Image: Patient Hannah Warren after the trachea implantation (Photo courtesy of Children’s Hospital of Illinois).
A synthetically bioengineered trachea made using the patient’s own cells has been successfully implanted in a two-year old child born with tracheal agenesis, a rare congenital condition that causes the underdevelopment or absence of a trachea in newborns.
The synthetically bioengineered trachea implantation, the first performed in the United States and the sixth the world, was completed on April 9, 2013, at the Children’s Hospital of Illinois (Peoria, USA). The trachea was synthesized using the compact mobile XVIVO System, a product of BioSpherix (Lacona, NY, USA), which offers academic, research, pharmaceutical, and biotechnology organizations improved control of process, contamination, and quality control of cell production, opening up a portal to using these new therapies in virtually any clinic.
“The BioSpherix XVIVO barrier isolator system for cells was the answer to our prayers,” said Professor of Surgery and Pediatrics Mark Holterman, MD, co-surgeon at the procedure. “Their technology allowed us to safely build a new trachea for our patient and virtually eliminated the risk of contamination and at no cost. We are very grateful to the BioSpherix team. They put their hearts into helping fix this child.”
The BioSpherix XVIVO barrier isolator cell-production system consists of modular sets of closed incubators and closed hoods all integrated together as co-chambers and subchambers. The modularity allows an infinite variety of different configurations. All are completely closed, with aseptic conditions throughout, and advanced controls wherever needed. Microscopes, centrifuges, sorters, and all other common cell tools can be integrated into one efficient system. The incubation chambers are integrated into the hoods, and open only into the hood, eliminating contamination by people or by the room.

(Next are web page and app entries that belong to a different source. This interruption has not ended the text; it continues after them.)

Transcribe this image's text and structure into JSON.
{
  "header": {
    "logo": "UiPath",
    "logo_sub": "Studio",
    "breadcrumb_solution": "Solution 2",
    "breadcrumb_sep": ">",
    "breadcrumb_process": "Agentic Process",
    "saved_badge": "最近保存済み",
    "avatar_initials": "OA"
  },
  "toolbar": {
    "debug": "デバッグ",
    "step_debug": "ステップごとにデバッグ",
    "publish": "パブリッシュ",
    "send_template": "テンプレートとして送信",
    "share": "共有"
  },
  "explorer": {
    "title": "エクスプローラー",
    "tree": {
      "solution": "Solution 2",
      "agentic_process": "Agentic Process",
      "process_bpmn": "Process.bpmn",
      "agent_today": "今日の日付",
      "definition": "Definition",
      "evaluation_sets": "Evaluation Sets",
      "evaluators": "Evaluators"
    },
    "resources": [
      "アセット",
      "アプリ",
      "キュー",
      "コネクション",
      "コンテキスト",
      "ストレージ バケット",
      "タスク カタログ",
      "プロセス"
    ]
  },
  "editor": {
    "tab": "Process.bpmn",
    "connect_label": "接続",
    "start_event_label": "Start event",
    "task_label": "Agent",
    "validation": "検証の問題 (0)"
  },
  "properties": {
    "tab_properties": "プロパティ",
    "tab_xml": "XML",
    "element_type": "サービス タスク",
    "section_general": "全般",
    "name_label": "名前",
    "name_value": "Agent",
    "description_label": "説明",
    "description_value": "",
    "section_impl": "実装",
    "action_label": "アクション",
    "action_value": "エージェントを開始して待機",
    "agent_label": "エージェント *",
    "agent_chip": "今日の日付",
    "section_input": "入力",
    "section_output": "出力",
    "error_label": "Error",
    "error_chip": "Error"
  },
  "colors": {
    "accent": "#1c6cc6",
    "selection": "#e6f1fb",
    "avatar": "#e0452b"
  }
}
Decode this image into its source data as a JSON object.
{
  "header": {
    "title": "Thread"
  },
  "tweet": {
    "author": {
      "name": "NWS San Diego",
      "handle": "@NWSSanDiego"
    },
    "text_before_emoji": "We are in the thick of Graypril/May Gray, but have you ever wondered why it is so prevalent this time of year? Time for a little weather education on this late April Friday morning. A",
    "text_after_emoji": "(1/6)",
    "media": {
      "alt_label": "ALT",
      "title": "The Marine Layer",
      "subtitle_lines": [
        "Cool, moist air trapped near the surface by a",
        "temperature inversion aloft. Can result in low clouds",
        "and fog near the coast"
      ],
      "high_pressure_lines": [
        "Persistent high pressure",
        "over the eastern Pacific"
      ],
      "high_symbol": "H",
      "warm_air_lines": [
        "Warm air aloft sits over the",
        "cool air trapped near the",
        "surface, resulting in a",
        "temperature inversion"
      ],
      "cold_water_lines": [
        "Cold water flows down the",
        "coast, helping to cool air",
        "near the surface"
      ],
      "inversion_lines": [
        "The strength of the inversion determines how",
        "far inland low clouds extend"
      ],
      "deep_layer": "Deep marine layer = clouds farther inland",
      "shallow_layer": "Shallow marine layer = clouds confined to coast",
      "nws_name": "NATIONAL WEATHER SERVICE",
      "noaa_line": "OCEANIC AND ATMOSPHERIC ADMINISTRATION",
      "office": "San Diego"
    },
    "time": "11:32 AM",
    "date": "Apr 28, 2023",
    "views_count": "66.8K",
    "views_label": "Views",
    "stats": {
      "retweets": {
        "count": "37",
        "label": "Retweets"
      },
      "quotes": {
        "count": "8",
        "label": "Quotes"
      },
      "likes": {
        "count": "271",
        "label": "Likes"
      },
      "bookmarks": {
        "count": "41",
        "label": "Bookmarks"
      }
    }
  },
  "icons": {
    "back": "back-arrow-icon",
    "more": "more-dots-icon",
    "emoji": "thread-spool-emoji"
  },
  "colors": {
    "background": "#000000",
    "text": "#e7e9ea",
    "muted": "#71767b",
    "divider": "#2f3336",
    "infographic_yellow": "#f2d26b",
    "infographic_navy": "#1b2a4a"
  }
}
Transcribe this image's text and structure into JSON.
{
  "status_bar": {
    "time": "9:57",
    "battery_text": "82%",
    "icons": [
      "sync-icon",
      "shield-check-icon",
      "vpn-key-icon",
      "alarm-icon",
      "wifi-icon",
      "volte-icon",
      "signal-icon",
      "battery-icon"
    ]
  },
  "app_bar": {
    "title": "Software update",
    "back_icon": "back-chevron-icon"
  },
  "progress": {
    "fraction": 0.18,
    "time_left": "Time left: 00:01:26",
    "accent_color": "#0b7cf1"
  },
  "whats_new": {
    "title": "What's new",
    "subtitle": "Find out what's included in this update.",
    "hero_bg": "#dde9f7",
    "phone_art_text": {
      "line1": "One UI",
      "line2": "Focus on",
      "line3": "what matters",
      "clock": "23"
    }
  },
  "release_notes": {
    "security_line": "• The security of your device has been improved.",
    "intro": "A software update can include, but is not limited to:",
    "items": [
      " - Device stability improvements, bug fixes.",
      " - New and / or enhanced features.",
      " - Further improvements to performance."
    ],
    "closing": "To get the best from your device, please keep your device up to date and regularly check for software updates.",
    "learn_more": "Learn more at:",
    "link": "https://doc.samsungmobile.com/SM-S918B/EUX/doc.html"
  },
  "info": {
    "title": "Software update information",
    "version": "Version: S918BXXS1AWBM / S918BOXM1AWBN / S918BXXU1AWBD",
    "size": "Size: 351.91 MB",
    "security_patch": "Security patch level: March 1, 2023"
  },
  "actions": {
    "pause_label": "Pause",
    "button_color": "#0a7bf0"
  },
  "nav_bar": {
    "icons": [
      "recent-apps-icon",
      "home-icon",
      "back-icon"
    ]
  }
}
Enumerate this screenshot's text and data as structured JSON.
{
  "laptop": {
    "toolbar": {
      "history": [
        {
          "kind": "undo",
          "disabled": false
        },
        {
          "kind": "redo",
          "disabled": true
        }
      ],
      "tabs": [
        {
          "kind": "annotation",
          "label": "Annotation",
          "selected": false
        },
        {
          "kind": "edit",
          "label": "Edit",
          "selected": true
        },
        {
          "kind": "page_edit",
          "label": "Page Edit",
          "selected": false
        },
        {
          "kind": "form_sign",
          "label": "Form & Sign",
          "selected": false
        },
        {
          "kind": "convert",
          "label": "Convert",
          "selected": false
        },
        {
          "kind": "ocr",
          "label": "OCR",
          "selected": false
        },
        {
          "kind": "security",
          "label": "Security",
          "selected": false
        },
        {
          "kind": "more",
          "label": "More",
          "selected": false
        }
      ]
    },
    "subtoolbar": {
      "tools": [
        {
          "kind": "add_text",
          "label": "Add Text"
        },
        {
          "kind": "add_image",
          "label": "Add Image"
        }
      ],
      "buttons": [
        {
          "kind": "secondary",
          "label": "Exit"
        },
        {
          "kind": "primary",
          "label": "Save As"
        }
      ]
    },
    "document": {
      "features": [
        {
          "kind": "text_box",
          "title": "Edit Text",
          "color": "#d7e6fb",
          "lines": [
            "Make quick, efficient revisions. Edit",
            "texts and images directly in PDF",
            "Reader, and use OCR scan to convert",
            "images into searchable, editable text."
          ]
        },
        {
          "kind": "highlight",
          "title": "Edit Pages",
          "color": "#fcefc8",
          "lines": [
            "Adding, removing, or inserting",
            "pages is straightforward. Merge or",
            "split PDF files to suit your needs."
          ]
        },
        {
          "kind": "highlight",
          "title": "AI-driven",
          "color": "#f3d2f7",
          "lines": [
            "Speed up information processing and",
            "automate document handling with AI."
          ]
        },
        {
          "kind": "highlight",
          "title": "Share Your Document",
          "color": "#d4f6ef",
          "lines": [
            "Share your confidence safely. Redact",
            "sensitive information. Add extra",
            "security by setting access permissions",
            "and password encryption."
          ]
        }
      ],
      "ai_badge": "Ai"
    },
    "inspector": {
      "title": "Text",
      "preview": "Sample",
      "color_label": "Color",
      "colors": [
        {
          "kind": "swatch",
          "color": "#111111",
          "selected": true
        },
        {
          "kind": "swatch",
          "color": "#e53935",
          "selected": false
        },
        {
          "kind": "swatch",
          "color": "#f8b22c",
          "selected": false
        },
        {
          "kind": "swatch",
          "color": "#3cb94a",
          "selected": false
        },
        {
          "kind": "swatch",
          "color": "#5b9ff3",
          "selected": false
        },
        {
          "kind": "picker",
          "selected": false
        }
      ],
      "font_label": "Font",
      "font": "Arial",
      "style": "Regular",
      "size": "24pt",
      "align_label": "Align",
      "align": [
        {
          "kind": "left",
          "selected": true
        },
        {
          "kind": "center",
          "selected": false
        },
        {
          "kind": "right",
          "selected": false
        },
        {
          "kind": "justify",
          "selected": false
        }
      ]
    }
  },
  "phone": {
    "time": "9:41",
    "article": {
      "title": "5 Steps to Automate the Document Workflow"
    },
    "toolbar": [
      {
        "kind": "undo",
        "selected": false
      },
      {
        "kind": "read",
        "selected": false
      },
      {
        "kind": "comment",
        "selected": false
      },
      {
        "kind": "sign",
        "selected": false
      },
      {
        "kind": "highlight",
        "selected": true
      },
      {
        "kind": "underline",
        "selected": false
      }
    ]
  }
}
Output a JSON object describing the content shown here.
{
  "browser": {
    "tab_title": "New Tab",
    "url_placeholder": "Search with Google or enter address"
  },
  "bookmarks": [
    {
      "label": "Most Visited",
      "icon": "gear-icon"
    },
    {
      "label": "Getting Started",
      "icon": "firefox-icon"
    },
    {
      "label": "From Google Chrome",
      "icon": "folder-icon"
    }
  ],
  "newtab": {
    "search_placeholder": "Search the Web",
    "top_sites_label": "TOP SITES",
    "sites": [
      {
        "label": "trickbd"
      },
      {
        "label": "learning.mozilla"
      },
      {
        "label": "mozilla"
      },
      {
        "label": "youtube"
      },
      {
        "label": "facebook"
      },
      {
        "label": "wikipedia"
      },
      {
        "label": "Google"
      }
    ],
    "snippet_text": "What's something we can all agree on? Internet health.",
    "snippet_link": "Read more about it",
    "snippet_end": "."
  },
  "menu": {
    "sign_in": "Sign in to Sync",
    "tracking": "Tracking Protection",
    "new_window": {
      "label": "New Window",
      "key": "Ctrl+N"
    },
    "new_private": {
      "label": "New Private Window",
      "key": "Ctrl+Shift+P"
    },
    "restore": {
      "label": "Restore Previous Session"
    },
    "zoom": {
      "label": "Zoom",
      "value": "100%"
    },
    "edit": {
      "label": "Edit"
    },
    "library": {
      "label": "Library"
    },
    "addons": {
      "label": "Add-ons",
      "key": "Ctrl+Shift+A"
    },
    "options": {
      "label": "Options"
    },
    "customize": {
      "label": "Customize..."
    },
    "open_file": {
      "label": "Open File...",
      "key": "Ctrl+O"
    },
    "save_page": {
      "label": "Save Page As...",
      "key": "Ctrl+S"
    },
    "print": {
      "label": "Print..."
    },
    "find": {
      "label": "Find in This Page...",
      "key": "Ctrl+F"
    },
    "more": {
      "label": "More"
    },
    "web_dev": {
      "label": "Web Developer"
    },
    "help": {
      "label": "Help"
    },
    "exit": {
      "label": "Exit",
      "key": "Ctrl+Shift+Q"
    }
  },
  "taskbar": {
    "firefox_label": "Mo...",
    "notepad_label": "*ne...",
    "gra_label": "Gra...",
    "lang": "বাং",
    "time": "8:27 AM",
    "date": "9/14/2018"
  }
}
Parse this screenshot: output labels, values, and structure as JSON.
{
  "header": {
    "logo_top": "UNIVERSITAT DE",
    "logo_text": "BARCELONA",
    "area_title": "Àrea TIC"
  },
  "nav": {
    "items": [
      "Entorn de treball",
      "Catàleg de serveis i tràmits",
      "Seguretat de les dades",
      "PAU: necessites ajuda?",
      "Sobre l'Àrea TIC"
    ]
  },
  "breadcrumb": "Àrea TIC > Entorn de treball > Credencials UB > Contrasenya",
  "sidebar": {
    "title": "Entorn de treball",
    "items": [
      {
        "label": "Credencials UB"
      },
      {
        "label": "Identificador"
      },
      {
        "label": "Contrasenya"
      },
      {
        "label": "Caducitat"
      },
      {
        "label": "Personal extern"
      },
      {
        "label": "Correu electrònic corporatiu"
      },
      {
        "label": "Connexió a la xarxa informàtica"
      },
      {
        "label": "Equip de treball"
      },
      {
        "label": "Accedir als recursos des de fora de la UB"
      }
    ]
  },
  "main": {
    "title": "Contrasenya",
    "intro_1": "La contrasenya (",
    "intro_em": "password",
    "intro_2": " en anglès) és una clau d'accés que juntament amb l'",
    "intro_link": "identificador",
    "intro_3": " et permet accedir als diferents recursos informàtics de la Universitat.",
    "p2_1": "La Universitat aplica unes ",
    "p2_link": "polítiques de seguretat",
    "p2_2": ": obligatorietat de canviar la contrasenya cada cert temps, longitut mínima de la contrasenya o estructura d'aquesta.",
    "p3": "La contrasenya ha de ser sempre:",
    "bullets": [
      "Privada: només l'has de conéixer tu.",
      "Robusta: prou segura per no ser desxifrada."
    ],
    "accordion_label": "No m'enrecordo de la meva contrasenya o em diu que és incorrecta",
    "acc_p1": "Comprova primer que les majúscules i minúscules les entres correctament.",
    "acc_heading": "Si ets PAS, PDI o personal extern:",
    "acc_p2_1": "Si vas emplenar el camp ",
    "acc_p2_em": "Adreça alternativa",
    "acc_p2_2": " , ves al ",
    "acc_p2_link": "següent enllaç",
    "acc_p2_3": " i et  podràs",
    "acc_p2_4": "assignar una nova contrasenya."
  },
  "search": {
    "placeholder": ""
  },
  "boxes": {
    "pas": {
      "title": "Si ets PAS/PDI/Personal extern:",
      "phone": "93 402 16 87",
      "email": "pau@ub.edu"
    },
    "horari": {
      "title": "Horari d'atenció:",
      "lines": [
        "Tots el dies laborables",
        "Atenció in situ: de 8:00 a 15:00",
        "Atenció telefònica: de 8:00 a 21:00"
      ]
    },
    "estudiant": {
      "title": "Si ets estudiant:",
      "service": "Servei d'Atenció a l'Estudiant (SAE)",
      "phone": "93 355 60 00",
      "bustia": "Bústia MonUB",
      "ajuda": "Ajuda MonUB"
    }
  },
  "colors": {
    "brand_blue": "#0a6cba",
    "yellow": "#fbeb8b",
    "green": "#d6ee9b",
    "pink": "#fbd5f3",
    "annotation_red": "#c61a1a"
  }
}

An additional advantage is that cells never see any disruptions in critical parameters, because all cell parameters controlled in incubators are also identically controlled in hoods. Independent incubation chambers can be fitted into a system, dedicated to each different culture to accommodate any number of different culture protocols simultaneously. Basic cell parameters such as O2 are fully accounted for, and a range of exotic cell parameters can provide better simulation of physiologic conditions, with controls to keep up with the changing dynamics of any cell population.
“This proves regenerative medicine can take place in any hospital,” said Randy Yerden, owner and CEO of BioSpherix. “Aspiring cell therapists are no longer dependent on the limited number of multimillion dollar clean rooms, usually only found in large tertiary hospitals and research centers. Now other brilliant surgeons like Dr. Holterman and his team can begin engaging in organ engineering wherever they practice.”
Children’s Hospital of Illinois